Previously in addition to the Co-operative there was a large fancy goods store serving the community. At various times there have been florists, and haberdasheries in the area.
There was a cinema in Burnbank which later became a Bingo Hall before demolition.
The centre of Burnbank was re-developed in the mid 1970s with one half of the centre being pedestrianised.
The largest area of Burnbank is Udston, built on former colliery land, in the 1950s. It consists of a large number of streets, roads and crescents.
Sir Harry Lauder
Sir Henry Lauder , known professionally as Harry Lauder, was an international Scottish entertainer, described by Sir Winston Churchill as "Scotland's greatest ever ambassador!"-Early life:...
worked in various pits in the Hamilton area including Burnbank before launching his stage career.
Sir Robert MacAlpine Bart ("Concrete Bob") was the founder of the major British construction firm now known as Sir Robert McAlpine Ltd. His initial builder's business was based in Burnbank.
John 'Jock' Stein CBE was a Scottish association football player and manager. He became the first manager of a British side to win the European Cup, with Celtic in 1967...
CBE was a football player with Albion Rovers FC, Llanelli Town FC and Celtic FC before becoming a legendary football manager who managed Dunfermline Athletic FC, Hibernian FC and Celtic FC. With the latter he twice reached the final of the European Cup, winning against Inter Milan in Lisbon in 1967 and losing against Feyenoord Rotterdam to a goal in the last three minutes of extra time at the San Siro in Milan was born in Burnbank. He twice managed the Scotland national team in 1965 and again between 1978 and 1985.

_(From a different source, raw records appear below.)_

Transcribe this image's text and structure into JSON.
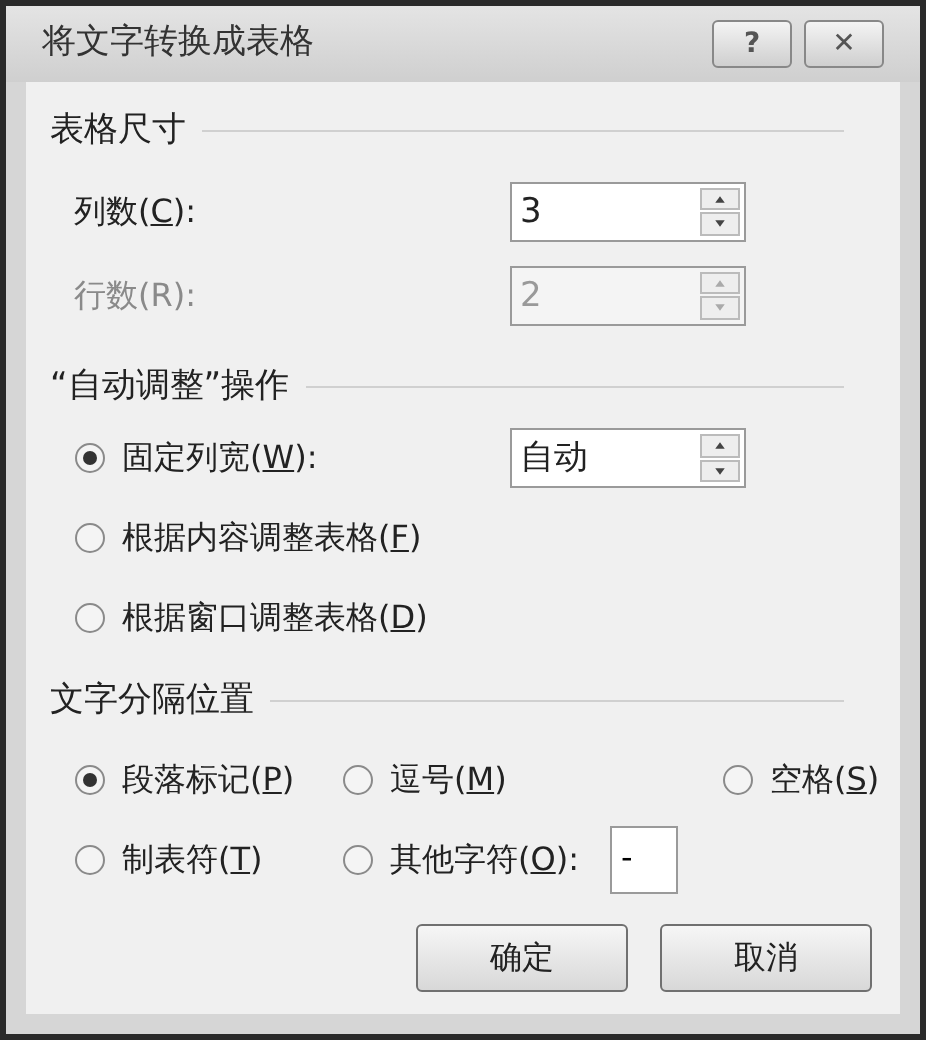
{
  "window": {
    "title": "将文字转换成表格",
    "buttons": [
      "?",
      "✕"
    ]
  },
  "table_size": {
    "heading": "表格尺寸",
    "fields": [
      {
        "before": "列数(",
        "key": "C",
        "after": "):",
        "value": "3",
        "disabled": false
      },
      {
        "before": "行数(",
        "key": "R",
        "after": "):",
        "value": "2",
        "disabled": true
      }
    ]
  },
  "autofit": {
    "heading": "“自动调整”操作",
    "options": [
      {
        "before": "固定列宽(",
        "key": "W",
        "after": "):",
        "selected": true,
        "value": "自动"
      },
      {
        "before": "根据内容调整表格(",
        "key": "F",
        "after": ")",
        "selected": false
      },
      {
        "before": "根据窗口调整表格(",
        "key": "D",
        "after": ")",
        "selected": false
      }
    ]
  },
  "separator": {
    "heading": "文字分隔位置",
    "options": [
      {
        "before": "段落标记(",
        "key": "P",
        "after": ")",
        "selected": true
      },
      {
        "before": "逗号(",
        "key": "M",
        "after": ")",
        "selected": false
      },
      {
        "before": "空格(",
        "key": "S",
        "after": ")",
        "selected": false
      },
      {
        "before": "制表符(",
        "key": "T",
        "after": ")",
        "selected": false
      },
      {
        "before": "其他字符(",
        "key": "O",
        "after": "):",
        "selected": false,
        "value": "-"
      }
    ]
  },
  "buttons": [
    "确定",
    "取消"
  ]
}
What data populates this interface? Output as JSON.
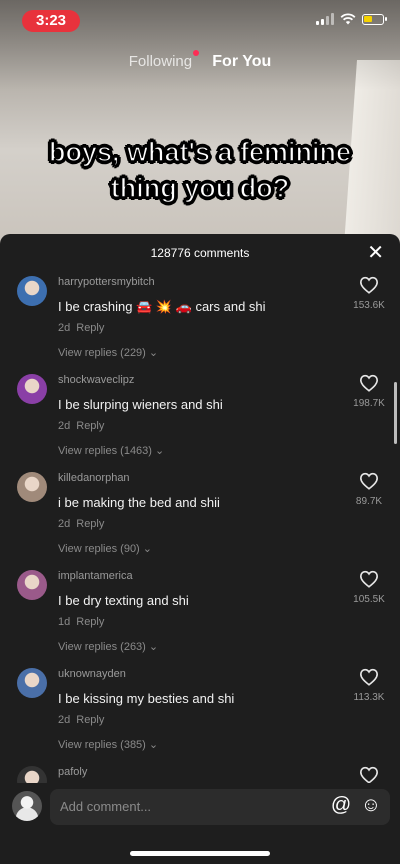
{
  "status_bar": {
    "time": "3:23"
  },
  "feed": {
    "following_label": "Following",
    "for_you_label": "For You"
  },
  "video": {
    "caption_line1": "boys, what's a feminine",
    "caption_line2": "thing you do?"
  },
  "comments": {
    "header": "128776 comments",
    "close_glyph": "✕",
    "items": [
      {
        "username": "harrypottersmybitch",
        "text": "I be crashing 🚘 💥 🚗 cars and shi",
        "age": "2d",
        "reply_label": "Reply",
        "view_replies": "View replies (229) ⌄",
        "likes": "153.6K",
        "avatar_color": "#3d6fb0"
      },
      {
        "username": "shockwaveclipz",
        "text": "I be slurping wieners and shi",
        "age": "2d",
        "reply_label": "Reply",
        "view_replies": "View replies (1463) ⌄",
        "likes": "198.7K",
        "avatar_color": "#8a3fa6"
      },
      {
        "username": "killedanorphan",
        "text": "i be making the bed and shii",
        "age": "2d",
        "reply_label": "Reply",
        "view_replies": "View replies (90) ⌄",
        "likes": "89.7K",
        "avatar_color": "#a08a7a"
      },
      {
        "username": "implantamerica",
        "text": "I be dry texting and shi",
        "age": "1d",
        "reply_label": "Reply",
        "view_replies": "View replies (263) ⌄",
        "likes": "105.5K",
        "avatar_color": "#9a5a8a"
      },
      {
        "username": "uknownayden",
        "text": "I be kissing my besties and shi",
        "age": "2d",
        "reply_label": "Reply",
        "view_replies": "View replies (385) ⌄",
        "likes": "113.3K",
        "avatar_color": "#4a6fa8"
      },
      {
        "username": "pafoly",
        "avatar_color": "#333333"
      }
    ]
  },
  "input": {
    "placeholder": "Add comment...",
    "at_glyph": "@",
    "emoji_glyph": "☺"
  }
}
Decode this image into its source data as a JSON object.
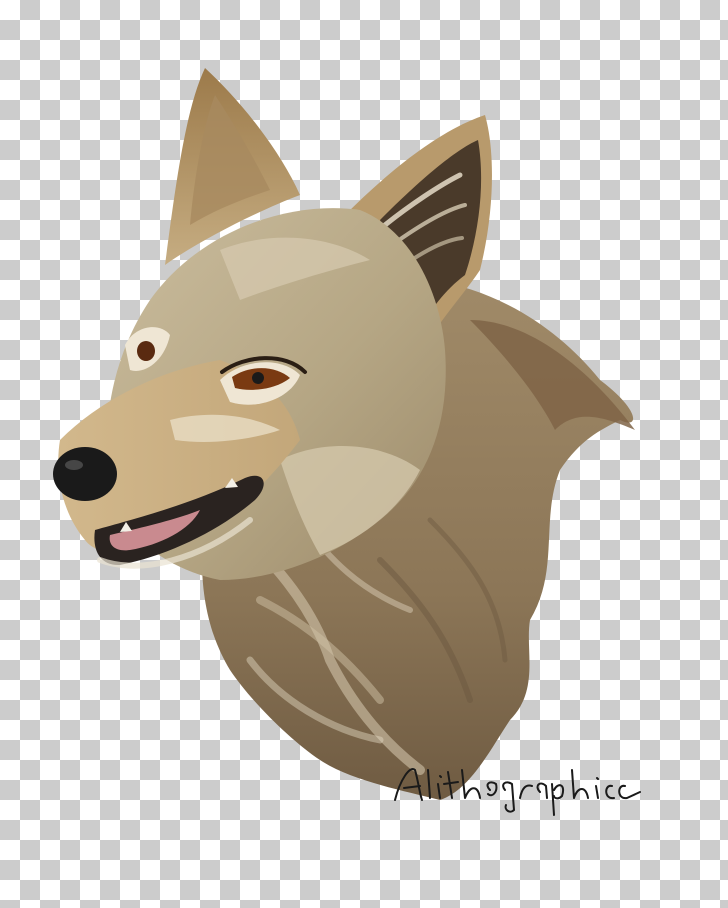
{
  "image": {
    "subject": "coyote-head-illustration",
    "background": "transparency-checkerboard",
    "signature": "Alithographica"
  },
  "colors": {
    "checker_light": "#ffffff",
    "checker_dark": "#cccccc",
    "fur_tan": "#c9b48f",
    "fur_grey": "#b4a78e",
    "fur_brown": "#8a7152",
    "ear_inner": "#4a3a2a",
    "muzzle_light": "#e9ddc4",
    "nose": "#1a1a1a",
    "tongue": "#c98a8f",
    "eye": "#7a3a12"
  }
}
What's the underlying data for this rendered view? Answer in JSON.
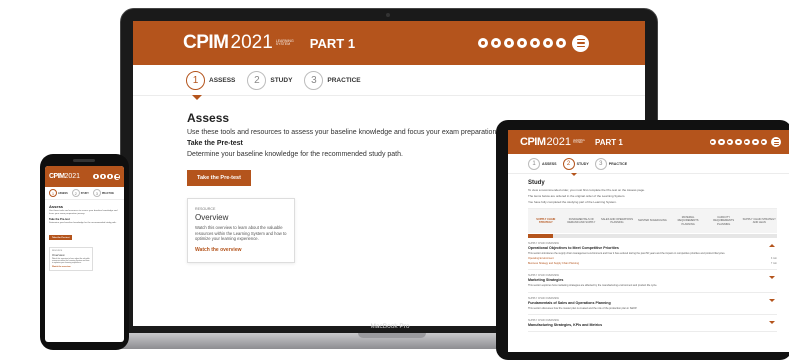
{
  "brand": {
    "logo_bold": "CPIM",
    "logo_year": "2021",
    "logo_tag": "LEARNING SYSTEM",
    "part": "PART 1",
    "accent": "#b4541c",
    "header_icons": [
      "dashboard-icon",
      "book-icon",
      "calendar-icon",
      "chart-icon",
      "flashcard-icon",
      "glossary-icon",
      "resources-icon"
    ]
  },
  "steps": [
    {
      "num": "1",
      "label": "ASSESS"
    },
    {
      "num": "2",
      "label": "STUDY"
    },
    {
      "num": "3",
      "label": "PRACTICE"
    }
  ],
  "laptop": {
    "model": "MacBook Pro",
    "active_step": 1,
    "title": "Assess",
    "intro": "Use these tools and resources to assess your baseline knowledge and focus your exam preparation journey.",
    "subtitle": "Take the Pre-test",
    "subdesc": "Determine your baseline knowledge for the recommended study path.",
    "button": "Take the Pre-test",
    "card": {
      "kicker": "RESOURCE",
      "title": "Overview",
      "desc": "Watch this overview to learn about the valuable resources within the Learning System and how to optimize your learning experience.",
      "link": "Watch the overview"
    }
  },
  "tablet": {
    "active_step": 2,
    "title": "Study",
    "line1": "To view a recommended order, you must first complete the Pre-test on the Assess page.",
    "line2": "The items below are ordered in the original order of the Learning System.",
    "line3": "You have fully completed the studying part of the Learning System.",
    "columns": [
      "SUPPLY CHAIN STRATEGY",
      "FUNDAMENTALS OF DEMAND AND SUPPLY",
      "SALES AND OPERATIONS PLANNING",
      "MASTER SCHEDULING",
      "MATERIAL REQUIREMENTS PLANNING",
      "CAPACITY REQUIREMENTS PLANNING",
      "SUPPLY CHAIN STRATEGY AND LEAN"
    ],
    "sections": [
      {
        "kicker": "SUPPLY CHAIN OVERVIEW",
        "title": "Operational Objectives to Meet Competitive Priorities",
        "desc": "This section introduces the supply chain management environment and how it has evolved during the past 50 years and the impact on competitive priorities and product lifecycles.",
        "rows": [
          [
            "Operating Environment",
            "3 min"
          ],
          [
            "Business Strategy and Supply Chain Planning",
            "7 min"
          ]
        ],
        "open": true
      },
      {
        "kicker": "SUPPLY CHAIN OVERVIEW",
        "title": "Marketing Strategies",
        "desc": "This section explores how marketing strategies are affected by the manufacturing environment and product life cycle.",
        "rows": [],
        "open": false
      },
      {
        "kicker": "SUPPLY CHAIN OVERVIEW",
        "title": "Fundamentals of Sales and Operations Planning",
        "desc": "This section discusses how the master plan is created and the role of the production plan in S&OP.",
        "rows": [],
        "open": false
      },
      {
        "kicker": "SUPPLY CHAIN OVERVIEW",
        "title": "Manufacturing Strategies, KPIs and Metrics",
        "desc": "",
        "rows": [],
        "open": false
      }
    ]
  },
  "phone": {
    "active_step": 1,
    "title": "Assess",
    "intro": "Use these tools and resources to assess your baseline knowledge and focus your exam preparation journey.",
    "subtitle": "Take the Pre-test",
    "subdesc": "Determine your baseline knowledge for the recommended study path.",
    "button": "Take the Pre-test",
    "card": {
      "kicker": "RESOURCE",
      "title": "Overview",
      "desc": "Watch this overview to learn about the valuable resources within the Learning System and how to optimize your learning experience.",
      "link": "Watch the overview"
    }
  }
}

James "Jim" Bett is a Scottish former professional footballer, who predominantly played for Aberdeen. He played in central or left midfield....
- was a football player with Airdrieonians FC, K.S.C. Lokeren Oost-Vlaanderen (twice), Glasgow Rangers FC, Aberdeen FC, Knattspyrnufélag Reykjavíkur, Heart of Midlothian FC and Dundee United FC. He gained 26 international caps for Scotland.
Willie Savage from Burnbank was a former Scottish footballer, best known with Dumfries club Queen of the South.-Early days:Savage was a native of Burnbank who began his football as an inside forward at the local St Cuthbert School and representing Lanarkshire elementary schools against Glasgow...
- footballing long time servant of Queen of the South F.C.
Queen of the South Football Club is a Scottish professional football club founded in 1919 and located in Dumfries. The club currently plays in the Scottish First Division, the second tier of Scottish football. They are officially nicknamed The Doonhamers, but usually referred to as Queens or QoS...
in the club's days in Scotland's top division.
Walter McGowan, MBE , is a retired Scottish boxer. He is renowned for having been WBC world flyweight champion.He was the son of Thomas McGowan, who had boxed under the name of 'Joe Gans'....
MBE - 1960s World Flyweight Boxing Champion, was also born in Burnbank, and used the old Udston Hospital as a training base.